3. Chemical: for growth, maintenance and storage of info and energy
i. Synthesis (tissues) or ii. Storage (fat and glycogen)


Barrel model of energy balance

-Stores contain amount of energy - amount we can store depends on the rate we absorb food, which is dependent on the rate of digestion, which is dependent on the rate of foraging.

*barrel of energy has 3 taps - heat, work and tissue (heat tap is constantly dripping)


Energy Expenditure

-4 stages

*4 stages
1. Gross Energy: total energy content of a food
2. Digestible energy: energy contained in nutrients absorbed from digestive tract
3. Metabolisable energy: Chemical energy available
4. Net energy: represents true amount of energy available for maintenance, work, growth and reporduction

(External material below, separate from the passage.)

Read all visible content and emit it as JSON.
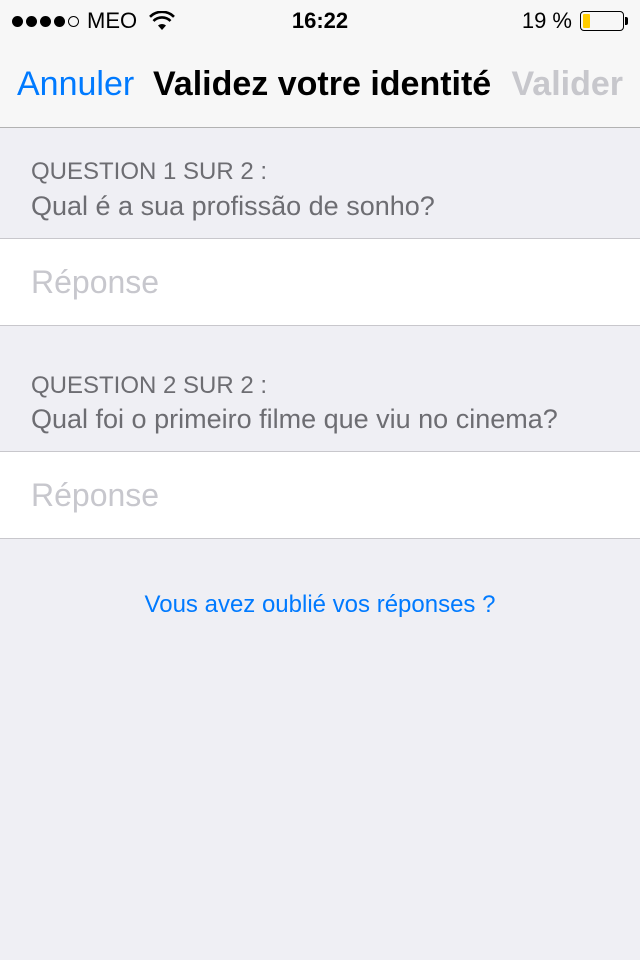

Relationship of mass and metabolic rate

-Is non-proportional
-smaller animals usu. have higher metabolic rates per unit body mass than larger animals
-small animals have a large SA = more heat loss
*Mass specific metabolic rate declines w/ increasing body mass


Basal Metabolic Rate

BMR= amount of energy expended while at rest in a neutrally temperate environment in a post-absorptive state
-v. specific set of conditions required to measure, therefore resting MR used (is the energy our body needs to maintain barrel reserve)


Metabolisable energy requirement at maintenance (MEM) equation

a = constant (average of 525 - higher for carnivores, varies with climate)
W = Body mass (Kleiber's Law)

e.g. for 30 kg dog
525 x 30^0.75 = 6410kJ/d


Direct Calorimetry

-what it is

-Calorie definition
-Kilocalorie definition

-Is a direct measurement of a Food's energy content
-volume of water w/ crucible of food w/in
-food is burnt, and the heat produced heats up the water which can then be measured
-Amount of heat released can be used to measure the chemical energy of the food

Calorie: energy required to increase temperature of 1 gram of water by 1 deg.
Kilocalorie: energy required to increase temp of 1 kg water by 1 degree


Atwater factors for Carbs, protein, fat and alcohol (kJ/gram)

-How to work out energy

-Carbs: 17kJ/gram
-Protein: 23kJ/gram
-Fat: 39 kJ/gram
-Alcohol: 29kJ/gram

-Multiply total grams of each category by its Atwater factor


Indirect Calorimetry

-what it is
-figures for carbs, fat and protein and mixed diet

-Respiratory Quotient -> what is it?

-Indirect Calorimetry: consumption of O2 and/or production of CO2 being measured

-Consuming 1 L of O2 associated with releasing 21.1kJ carbs, 19.8 kJ fat and 18.6 kJ protein
-average for mixed diet = 20.2kJ

Respiratory quotient (RQ) = ration of CO2 produced and O2 consumed


What Respiratory Quotient is used for

-Used to determine the metabolic substrate used by an animal

RQ 1 = carbs
RQ 0.7 = fats
RQ 08-0.9 = proteins


Which body organs are using energy at rest

-Liver = 27%
-Brain = 19%
-Skeletal muscle = 18%
-Kidneys = 16%
-Heart = 7%


Factors affecting BMR/RMR (7)

-Usual value

*usually is 20-25kcal per kg body mass
1. Age and gender (higher in males - have more muscle/less fat); declines w/ age
2. Body composition (fat-free mass uses more energy)
3. Diet (diet induced thermogenesis associated w/ digestion and absorption - fat causes little)
-Specific dynamic action
4. Temperature
5.Growth and reproduction (pregnancy - higher)
6. Hormones and drugs (thyroid hormones increase metabolic rate; smoking, drugs, caffeine can increase BMR trhough increased thermogenesis
7. Physical activity


Maintenance Metabolic rate

Maintenance energy requirement

MMR: energy use of animal that is permitted to eat and digest food in amounts needed to maintain constant body mass and composition
-always higher than BMR because it includes SDA

MER: amount of energy animal needs from food during 'maintenance' conditions